Problem requirements: Pick out the lines below that contain the string "screenshot" and copy them all.

___ Data excerpts

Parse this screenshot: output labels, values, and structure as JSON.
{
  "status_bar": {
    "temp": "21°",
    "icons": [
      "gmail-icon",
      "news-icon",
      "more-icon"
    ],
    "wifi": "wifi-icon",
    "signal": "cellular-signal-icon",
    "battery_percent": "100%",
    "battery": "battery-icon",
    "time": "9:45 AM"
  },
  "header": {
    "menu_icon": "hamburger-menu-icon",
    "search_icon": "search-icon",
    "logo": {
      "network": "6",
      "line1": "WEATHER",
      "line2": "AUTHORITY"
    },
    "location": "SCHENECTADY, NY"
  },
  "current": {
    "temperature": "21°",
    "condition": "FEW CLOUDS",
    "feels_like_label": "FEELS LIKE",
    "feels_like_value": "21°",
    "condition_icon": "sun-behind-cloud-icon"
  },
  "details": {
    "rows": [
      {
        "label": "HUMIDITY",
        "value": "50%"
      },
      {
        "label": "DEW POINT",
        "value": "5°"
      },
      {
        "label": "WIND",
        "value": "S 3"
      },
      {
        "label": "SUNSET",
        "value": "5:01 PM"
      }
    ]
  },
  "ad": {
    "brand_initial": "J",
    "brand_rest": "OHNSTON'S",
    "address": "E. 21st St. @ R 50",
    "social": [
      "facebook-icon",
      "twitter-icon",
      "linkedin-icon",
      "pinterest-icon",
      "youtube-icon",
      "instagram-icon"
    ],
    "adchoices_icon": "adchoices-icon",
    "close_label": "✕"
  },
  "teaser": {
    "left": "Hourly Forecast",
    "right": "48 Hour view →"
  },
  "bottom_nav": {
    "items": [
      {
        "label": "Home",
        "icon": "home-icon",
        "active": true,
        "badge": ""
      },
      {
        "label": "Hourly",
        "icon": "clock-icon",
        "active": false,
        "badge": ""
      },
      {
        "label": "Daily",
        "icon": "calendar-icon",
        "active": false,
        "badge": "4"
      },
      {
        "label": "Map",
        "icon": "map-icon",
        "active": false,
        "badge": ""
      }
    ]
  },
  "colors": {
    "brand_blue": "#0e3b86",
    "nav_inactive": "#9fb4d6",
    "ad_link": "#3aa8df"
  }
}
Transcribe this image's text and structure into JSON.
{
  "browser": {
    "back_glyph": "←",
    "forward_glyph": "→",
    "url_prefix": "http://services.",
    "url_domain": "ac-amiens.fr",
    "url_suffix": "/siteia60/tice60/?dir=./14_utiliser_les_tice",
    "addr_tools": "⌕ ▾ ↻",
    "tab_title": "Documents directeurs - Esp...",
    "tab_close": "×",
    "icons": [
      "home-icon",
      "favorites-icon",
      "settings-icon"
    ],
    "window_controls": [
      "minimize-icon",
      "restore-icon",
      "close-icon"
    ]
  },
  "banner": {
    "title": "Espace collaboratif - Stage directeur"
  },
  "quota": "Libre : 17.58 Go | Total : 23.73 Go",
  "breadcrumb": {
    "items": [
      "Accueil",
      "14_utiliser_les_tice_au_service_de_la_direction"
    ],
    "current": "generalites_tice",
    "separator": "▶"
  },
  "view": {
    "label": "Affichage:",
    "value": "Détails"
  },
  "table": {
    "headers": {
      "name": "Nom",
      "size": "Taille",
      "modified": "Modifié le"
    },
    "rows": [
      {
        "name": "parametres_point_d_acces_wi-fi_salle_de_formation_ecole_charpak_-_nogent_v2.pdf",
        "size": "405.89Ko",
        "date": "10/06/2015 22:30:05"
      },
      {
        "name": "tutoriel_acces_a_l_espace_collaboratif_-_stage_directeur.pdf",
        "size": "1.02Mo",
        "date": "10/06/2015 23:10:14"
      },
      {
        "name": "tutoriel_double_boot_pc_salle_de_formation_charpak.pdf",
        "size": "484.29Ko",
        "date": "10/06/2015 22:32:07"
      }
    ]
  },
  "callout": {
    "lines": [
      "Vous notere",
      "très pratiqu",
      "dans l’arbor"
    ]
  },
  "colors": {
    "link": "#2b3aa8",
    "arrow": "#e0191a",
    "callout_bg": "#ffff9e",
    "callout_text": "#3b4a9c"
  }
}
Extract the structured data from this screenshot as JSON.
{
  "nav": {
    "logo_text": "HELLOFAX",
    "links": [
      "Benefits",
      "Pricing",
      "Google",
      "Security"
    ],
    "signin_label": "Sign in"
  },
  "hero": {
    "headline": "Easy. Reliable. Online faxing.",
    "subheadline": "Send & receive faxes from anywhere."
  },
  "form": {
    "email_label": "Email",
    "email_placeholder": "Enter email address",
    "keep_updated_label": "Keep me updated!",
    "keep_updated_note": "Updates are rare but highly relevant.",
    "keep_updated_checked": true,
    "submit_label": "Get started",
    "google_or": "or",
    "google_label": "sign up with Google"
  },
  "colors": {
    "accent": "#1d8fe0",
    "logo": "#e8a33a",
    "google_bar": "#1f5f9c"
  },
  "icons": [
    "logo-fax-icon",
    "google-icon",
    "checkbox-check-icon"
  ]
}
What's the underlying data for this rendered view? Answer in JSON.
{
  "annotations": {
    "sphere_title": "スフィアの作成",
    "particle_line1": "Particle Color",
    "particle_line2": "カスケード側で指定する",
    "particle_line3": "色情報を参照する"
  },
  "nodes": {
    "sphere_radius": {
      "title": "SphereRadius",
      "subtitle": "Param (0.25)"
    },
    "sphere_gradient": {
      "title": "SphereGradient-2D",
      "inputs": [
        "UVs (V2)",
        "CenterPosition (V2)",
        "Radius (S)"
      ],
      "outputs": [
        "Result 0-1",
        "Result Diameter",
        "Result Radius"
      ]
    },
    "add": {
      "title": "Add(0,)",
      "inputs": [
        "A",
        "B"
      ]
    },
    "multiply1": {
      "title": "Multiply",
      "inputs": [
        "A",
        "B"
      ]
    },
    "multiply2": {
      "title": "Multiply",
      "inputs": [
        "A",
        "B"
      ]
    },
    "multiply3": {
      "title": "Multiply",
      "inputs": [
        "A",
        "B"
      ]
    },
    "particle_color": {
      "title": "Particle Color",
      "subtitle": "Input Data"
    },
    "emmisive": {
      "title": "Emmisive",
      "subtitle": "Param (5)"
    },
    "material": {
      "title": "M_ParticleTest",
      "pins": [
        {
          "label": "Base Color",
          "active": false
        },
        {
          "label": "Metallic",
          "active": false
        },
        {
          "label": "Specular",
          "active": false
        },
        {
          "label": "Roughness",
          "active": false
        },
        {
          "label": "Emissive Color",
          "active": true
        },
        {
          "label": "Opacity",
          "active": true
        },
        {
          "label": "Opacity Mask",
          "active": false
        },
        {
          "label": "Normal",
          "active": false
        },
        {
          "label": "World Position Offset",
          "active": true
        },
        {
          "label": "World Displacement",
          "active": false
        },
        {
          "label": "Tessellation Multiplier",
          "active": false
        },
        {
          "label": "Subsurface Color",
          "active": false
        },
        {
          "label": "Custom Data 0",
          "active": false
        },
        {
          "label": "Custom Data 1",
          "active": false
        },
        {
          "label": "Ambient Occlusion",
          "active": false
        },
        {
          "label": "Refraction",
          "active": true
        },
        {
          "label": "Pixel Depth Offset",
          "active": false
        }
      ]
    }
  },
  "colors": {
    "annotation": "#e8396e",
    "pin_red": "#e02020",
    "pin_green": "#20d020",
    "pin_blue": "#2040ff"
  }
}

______

Task result:
Parse this screenshot: output labels, values, and structure as JSON.
Extract the structured data from this screenshot as JSON.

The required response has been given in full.